Archie’s mother called the QEQM to say she was in labour but was told that the maternity unit was closed and she should drive herself 38 miles away to the trust’s other hospital, the William Harvey in Ashford.
This was deemed unfeasible, and midwives were instead sent to her home where they struggled to deliver her baby. They, therefore, transferred her to QEQM, only for Archie to die shortly after birth.
Trust ‘requires improvement’
Ted Baker, chief inspector for hospitals at the commission said: “CQC’s 2016 inspection rated maternity services at East Kent NHS Foundation Trust as ‘requires improvement’, identifying that staffing levels were impacting on the quality of patient care”.
“That rating remained unchanged at our 2018 inspection, during which it was noted that the department had changed its approach to foetal monitoring training after concerns were identified.
“The trust remains subject to close monitoring and further inspections. We conducted an unannounced inspection of the trust’s maternity services and we will publish the findings of this inspection as soon as we are able to.”
How safe is NHS care?
The investigation revealed that 7,000 babies are born at the East Kent Hospital each year, a small proportion of the 700,000 births in England and Wales.

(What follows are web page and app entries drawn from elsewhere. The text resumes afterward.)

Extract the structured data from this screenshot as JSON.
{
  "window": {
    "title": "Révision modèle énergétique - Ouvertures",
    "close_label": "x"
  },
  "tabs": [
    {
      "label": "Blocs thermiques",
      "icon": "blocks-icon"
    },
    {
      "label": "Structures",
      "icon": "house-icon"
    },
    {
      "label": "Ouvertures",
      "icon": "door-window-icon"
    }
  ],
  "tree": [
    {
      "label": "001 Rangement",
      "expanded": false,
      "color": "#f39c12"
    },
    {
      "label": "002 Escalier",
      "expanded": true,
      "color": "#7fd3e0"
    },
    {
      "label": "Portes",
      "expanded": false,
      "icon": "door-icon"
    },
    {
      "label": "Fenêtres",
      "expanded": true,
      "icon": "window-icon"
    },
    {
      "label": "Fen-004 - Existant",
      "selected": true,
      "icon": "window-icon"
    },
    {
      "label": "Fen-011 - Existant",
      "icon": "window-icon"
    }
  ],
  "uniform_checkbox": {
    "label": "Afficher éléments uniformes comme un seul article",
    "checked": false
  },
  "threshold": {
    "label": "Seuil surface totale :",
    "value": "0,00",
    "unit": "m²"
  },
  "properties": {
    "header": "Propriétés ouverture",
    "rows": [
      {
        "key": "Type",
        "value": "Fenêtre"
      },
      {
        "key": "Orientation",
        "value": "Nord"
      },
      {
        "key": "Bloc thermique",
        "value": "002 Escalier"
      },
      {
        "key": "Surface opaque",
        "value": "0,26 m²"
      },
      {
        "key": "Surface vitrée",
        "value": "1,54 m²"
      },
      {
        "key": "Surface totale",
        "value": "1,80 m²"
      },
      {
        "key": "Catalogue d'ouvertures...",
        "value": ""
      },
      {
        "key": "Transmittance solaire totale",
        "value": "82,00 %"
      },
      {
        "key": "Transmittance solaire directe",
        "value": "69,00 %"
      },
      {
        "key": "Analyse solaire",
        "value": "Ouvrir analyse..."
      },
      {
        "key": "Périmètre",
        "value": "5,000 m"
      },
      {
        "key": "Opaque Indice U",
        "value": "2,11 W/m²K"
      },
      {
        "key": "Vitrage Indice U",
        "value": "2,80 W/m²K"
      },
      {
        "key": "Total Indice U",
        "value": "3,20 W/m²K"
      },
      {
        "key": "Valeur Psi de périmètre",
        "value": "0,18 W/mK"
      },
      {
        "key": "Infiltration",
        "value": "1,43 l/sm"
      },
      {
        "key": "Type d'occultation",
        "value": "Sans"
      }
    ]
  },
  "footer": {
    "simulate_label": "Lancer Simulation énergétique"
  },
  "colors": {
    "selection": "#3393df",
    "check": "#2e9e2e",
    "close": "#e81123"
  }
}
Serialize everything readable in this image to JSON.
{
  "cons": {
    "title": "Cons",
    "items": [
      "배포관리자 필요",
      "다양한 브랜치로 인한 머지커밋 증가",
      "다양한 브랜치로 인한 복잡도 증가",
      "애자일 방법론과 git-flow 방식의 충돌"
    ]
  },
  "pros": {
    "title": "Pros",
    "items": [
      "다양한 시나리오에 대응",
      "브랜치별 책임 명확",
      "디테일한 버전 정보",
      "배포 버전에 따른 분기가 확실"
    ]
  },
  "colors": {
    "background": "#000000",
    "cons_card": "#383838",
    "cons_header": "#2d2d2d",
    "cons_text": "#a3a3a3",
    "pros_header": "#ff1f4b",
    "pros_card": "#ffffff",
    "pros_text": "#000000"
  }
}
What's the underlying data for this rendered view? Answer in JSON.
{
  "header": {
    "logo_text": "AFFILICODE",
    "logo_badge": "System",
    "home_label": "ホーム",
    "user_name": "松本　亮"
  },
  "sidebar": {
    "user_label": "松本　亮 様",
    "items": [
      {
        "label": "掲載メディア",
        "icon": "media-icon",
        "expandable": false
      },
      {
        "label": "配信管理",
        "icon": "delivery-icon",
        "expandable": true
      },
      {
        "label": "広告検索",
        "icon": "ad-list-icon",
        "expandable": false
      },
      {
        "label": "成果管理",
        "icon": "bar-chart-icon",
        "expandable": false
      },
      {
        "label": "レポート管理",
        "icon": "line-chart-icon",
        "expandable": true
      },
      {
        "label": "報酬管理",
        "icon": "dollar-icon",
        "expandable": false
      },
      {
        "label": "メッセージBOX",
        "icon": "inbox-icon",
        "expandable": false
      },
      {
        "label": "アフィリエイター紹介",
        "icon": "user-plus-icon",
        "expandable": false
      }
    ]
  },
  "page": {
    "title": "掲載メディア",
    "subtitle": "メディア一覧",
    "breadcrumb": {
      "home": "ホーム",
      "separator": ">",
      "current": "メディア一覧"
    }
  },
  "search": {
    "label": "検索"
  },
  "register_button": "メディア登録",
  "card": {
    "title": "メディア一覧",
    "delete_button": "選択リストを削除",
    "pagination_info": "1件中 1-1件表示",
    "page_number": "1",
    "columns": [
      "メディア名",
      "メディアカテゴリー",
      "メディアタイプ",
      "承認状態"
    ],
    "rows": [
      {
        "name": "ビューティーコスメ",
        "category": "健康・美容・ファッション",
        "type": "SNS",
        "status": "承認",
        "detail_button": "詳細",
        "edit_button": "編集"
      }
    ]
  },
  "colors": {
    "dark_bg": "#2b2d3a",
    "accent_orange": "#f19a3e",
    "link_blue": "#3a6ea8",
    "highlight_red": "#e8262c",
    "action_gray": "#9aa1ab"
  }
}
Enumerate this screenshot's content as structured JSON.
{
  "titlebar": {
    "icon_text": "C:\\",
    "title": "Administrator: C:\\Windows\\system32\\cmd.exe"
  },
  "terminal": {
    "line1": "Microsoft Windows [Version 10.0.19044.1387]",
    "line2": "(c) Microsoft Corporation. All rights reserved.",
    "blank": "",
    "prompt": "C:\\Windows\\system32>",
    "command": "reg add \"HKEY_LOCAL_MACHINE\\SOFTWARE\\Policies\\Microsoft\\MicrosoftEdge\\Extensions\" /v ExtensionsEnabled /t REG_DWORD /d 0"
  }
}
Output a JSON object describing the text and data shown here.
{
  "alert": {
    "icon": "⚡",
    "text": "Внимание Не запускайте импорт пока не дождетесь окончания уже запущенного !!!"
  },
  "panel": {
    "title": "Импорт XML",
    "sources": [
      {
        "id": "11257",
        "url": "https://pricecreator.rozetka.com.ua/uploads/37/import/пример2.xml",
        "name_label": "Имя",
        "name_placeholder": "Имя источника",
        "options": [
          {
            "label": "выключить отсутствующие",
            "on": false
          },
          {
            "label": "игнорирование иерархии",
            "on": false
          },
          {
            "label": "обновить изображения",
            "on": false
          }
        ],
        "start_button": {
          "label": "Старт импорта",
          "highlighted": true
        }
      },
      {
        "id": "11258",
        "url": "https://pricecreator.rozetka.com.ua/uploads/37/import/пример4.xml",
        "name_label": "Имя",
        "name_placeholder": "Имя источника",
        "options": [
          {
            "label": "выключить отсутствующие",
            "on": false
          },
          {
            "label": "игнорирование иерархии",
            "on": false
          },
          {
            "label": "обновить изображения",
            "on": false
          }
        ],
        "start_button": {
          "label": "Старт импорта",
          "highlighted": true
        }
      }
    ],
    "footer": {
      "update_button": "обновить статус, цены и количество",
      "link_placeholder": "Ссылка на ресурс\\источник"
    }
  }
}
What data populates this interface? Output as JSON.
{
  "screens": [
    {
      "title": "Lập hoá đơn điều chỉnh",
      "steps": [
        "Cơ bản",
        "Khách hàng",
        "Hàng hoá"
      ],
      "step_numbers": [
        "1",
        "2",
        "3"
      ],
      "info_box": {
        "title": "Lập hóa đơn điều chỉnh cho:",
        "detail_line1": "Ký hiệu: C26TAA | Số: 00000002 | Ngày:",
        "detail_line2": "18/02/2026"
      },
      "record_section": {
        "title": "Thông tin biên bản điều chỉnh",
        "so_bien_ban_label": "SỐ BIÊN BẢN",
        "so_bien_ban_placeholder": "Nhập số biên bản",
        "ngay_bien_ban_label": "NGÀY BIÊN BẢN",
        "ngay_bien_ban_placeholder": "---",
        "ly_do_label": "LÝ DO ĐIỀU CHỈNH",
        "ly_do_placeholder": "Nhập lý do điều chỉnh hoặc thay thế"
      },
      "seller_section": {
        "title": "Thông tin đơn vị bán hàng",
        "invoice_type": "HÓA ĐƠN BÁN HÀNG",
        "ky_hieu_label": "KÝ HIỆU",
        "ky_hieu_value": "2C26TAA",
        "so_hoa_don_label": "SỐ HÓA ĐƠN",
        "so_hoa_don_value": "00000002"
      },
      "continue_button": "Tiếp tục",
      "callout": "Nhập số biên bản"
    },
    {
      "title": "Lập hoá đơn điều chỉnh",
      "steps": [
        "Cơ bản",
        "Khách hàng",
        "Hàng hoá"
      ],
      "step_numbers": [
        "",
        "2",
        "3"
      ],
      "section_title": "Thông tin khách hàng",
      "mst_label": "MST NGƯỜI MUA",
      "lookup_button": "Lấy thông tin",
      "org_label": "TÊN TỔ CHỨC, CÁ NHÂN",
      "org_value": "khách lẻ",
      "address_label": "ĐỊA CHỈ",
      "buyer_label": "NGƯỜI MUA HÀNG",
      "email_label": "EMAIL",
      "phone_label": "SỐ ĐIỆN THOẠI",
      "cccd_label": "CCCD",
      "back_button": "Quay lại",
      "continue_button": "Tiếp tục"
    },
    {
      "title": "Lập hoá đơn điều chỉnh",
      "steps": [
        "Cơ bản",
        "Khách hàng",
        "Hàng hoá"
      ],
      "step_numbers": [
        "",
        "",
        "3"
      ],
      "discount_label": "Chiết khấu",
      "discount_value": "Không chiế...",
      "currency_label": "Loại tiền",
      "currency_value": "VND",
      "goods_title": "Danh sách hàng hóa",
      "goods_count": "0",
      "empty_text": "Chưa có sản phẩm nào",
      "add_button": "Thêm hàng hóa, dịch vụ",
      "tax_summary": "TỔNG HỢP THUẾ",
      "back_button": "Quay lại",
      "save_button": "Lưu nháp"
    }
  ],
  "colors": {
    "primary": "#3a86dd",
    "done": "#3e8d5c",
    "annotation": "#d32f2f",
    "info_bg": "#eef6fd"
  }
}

Of these 5,000 babies are unfortunately stillborn or die before they are a month old. This tragic figure is showing signs of a decline, around a fifth lower than it was a decade ago.
Although many of the deaths are expected due to unavoidable complications, it is estimated that there are around 1,000 unexpected deaths and serious brain injuries.
The QEQM is not the first hospital to experience issues like these, in 2018 we reported that Shrewsbury and Telford Hospital faced similar issues.
Lisa Swales, Partner at Pryers said “I have worked with many families who have received poor standards of maternity care leading to tragic outcomes such as these which can have life changing consequences both for the prospective parents and for other family members such as siblings and grandparents. They often come to me looking for answers, trying to make sense of what went wrong.”
So what is the NHS doing to stop making these mistakes?
NHS Resolution, the legal arm of the NHS, introduced a pilot scheme last year, after seeing an increase in the number of birth injury claims. The Early Notification scheme was created to investigate potential negligence at birth sooner, no longer relying on negligence claims to be raised to investigate the causes. With the correct measures in place, the NHS can begin to learn and properly address issues before they have a continued tragic effect.
To help with the government target of halving the rate of stillbirths, baby deaths and brain injury by 2025, the Healthcare Safety Investigations Branch will be responsible for investigating cases of potential avoidable harm rather than relying on the hospitals.
Although these are steps in the right direction, they don’t necessarily tackle the overarching resources issue in the NHS. The government have pledged to recruit more staff into the NHS, but there are concerns that this won’t be enough.
Birth injuries and problems with delivery often point to failures in properly assessing the condition of the mother. If you feel that you have suffered from such medical negligence, please get in touch with one of our experts.